Task item >> Could you copy each line of the entries that contains "Worker"?

Data about app and page elements:
+ + +

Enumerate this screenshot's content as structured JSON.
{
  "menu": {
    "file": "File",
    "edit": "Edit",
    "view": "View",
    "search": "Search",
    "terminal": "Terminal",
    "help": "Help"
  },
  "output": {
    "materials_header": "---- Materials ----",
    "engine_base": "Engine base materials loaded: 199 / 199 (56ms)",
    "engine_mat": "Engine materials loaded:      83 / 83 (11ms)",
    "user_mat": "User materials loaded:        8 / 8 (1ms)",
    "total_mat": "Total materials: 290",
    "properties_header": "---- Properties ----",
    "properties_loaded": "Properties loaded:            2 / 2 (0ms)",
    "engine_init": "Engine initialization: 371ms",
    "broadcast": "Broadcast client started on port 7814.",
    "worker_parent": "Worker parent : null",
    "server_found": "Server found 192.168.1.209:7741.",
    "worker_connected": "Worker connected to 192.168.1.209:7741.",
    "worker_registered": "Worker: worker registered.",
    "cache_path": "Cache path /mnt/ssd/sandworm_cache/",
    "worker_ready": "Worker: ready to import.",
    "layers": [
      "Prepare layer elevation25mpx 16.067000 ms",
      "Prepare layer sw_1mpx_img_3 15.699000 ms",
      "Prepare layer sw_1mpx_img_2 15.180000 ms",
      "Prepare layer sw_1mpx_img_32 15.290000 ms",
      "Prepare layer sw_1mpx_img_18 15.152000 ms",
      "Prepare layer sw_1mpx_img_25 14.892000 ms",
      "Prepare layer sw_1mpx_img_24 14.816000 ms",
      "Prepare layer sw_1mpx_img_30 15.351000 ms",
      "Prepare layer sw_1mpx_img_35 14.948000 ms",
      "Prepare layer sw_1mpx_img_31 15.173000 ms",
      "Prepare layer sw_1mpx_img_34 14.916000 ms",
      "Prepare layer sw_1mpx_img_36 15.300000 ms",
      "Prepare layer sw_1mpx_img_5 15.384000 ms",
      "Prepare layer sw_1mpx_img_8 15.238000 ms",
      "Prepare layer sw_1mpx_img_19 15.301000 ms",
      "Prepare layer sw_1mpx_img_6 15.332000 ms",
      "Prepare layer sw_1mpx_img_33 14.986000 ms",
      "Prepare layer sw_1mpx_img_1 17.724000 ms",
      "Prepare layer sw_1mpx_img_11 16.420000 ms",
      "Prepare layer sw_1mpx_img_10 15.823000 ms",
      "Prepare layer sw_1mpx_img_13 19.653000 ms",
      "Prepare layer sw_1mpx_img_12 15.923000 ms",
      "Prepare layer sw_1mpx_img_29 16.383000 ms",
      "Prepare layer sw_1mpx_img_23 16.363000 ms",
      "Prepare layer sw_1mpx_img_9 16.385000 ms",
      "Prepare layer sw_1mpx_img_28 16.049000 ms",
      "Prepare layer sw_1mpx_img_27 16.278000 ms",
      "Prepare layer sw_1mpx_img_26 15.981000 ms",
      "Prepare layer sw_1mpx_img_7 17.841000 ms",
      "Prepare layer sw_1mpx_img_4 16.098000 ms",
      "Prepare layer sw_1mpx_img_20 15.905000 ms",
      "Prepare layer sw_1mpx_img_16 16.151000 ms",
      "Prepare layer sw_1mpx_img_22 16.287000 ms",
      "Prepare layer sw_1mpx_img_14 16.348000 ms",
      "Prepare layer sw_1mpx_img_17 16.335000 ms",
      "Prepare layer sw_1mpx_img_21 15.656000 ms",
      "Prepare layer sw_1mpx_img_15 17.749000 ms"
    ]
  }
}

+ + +

Response area >>
    "worker_parent": "Worker parent : null",
    "worker_connected": "Worker connected to 192.168.1.209:7741.",
    "worker_registered": "Worker: worker registered.",
    "worker_ready": "Worker: ready to import.",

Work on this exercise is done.